The late filing fee for filing campaign disclosure reports and statements of limited activity are increased from $10 to $50 per day not to exceed $3,000. The executive director is allowed to send notice by other means than registered mail within 7 days of failure to file. Lobbyists required to file expenditure reports, individuals required to file financial disclosure reports, and candidates and committees required to file disclosure statements may appeal late fee assessments in the same manner with the commission.
The act allows the commission to collect unpaid fees through garnishment and other means.
The act removes a provision allowing extra time for investigations when they are assigned to a retired judge and a provision allowing the commission to file a petition to seek extra time.
Party nominating committees are barred from nominating a disqualified candidate to the office he or she was disqualified from in either the primary or general elections.
This act redefines committees for the purposes of campaign finance. Political party committees are redefined to only include one congressional district committee for each congressional district in the state, and one state party committee. Legislative and senatorial district committees are abolished. Continuing committees are redefined as political action committees which are all committees other than a candidate committee, political party committee, campaign committee, exploratory committee, or debt service committee and can carry out the same functions as continuing committees under current law.
Treasurers and deputy treasurers are no longer required to be residents of the county or district in which their committee sits.
Persons shall not form a new committee or serve as a deputy treasurer of a committee until all disclosure reports and statements of limited activity are filed and all fees paid.

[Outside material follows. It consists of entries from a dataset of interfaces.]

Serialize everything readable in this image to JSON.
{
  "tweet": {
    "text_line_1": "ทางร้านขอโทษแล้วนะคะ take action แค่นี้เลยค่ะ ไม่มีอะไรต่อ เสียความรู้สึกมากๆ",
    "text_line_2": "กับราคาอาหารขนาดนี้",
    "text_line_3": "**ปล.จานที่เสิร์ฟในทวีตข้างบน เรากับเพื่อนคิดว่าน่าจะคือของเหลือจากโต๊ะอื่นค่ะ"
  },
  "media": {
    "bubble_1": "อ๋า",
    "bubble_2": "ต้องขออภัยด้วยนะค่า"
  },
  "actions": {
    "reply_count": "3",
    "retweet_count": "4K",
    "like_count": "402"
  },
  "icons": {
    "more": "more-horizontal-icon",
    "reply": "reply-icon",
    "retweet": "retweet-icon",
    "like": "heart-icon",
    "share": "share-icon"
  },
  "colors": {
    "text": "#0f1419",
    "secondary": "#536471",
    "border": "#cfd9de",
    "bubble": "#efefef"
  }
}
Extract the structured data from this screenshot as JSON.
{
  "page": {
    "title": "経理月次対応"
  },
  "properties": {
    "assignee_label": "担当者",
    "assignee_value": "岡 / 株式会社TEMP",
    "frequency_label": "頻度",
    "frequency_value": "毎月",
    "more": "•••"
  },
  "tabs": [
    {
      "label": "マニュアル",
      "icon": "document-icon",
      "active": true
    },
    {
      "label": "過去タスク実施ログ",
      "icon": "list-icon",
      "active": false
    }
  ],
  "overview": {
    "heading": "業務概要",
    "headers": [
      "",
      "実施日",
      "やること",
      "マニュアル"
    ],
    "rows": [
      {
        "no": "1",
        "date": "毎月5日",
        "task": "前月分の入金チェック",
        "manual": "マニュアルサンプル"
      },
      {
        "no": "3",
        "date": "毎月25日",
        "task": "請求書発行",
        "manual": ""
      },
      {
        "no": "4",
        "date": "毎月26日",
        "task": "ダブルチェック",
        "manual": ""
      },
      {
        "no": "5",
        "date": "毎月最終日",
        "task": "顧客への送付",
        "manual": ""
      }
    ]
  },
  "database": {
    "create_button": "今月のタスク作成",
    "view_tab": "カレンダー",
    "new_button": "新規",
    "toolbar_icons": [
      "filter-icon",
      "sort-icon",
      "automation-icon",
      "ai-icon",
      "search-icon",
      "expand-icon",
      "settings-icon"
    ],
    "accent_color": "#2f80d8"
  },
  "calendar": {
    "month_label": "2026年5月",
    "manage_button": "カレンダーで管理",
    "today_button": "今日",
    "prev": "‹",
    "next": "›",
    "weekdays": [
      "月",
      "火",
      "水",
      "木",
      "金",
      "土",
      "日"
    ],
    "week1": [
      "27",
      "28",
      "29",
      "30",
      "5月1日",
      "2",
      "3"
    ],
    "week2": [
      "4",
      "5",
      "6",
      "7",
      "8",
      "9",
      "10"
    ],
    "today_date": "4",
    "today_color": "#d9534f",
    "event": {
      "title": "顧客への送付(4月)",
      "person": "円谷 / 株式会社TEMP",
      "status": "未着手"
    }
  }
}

Political action committees shall only receive contributions from individuals, corporations, unions, and federal political action committees. They shall be barred from receiving contributions from all other committees. Candidate committees, political party committees, campaign committees, exploratory committees, political party committees, campaign committees, exploratory committees, and debt service committees shall be allowed to return a contribution to a donor political action committee that is the origin of the contribution. The state house committee and the state senate committee shall be exempt from the prohibited transfers.
All committees are required to file financial disclosure reports electronically beginning January 1, 2011.
Treasurers shall not transfer funds to another committee with the intent to conceal the identity of the source of the funds.
State senators and representatives and candidates for those offices shall report contributions received during the legislative session exceeding $500 within 48 hours of receiving the contribution. The same 48 hour reporting requirement is imposed for contributions given to the Governor, all statewide elected officials, and candidates for those offices during legislative session and any time when legislation from the regular legislative session awaits gubernatorial action.
Currently, candidates who fail to file disclosure reports shall not take office until reports are filed. This act extends that requirement to all reports filed with the commission and fees owed. Currently, those who have not filed disclosure reports shall not file for office. This act also extends that requirement to fees owed.
The act creates the Class A misdemeanor crime of obstruction of an ethics investigation if one knowingly bribes a person in exchange for withholding information, knowingly accepts such a bribe for withholding the information, knowingly makes a false statement to a member or employee of the Ethics Commission.
SECTIONS 105.485, 105.955, 130.021, 130.026, 130.028, 130.041, 130.046, 130.057, 226.033
Changes references from "continuing committee" to "political action committee".
This act is similar to SB 577 (2010), SB 882 (2010), SB 893 (2010), HB 1868 (2010), HB 1500 (2010), HB 1846 (2010), HB 2039 (2010), HB 2300 (2010), SB 844 (2010).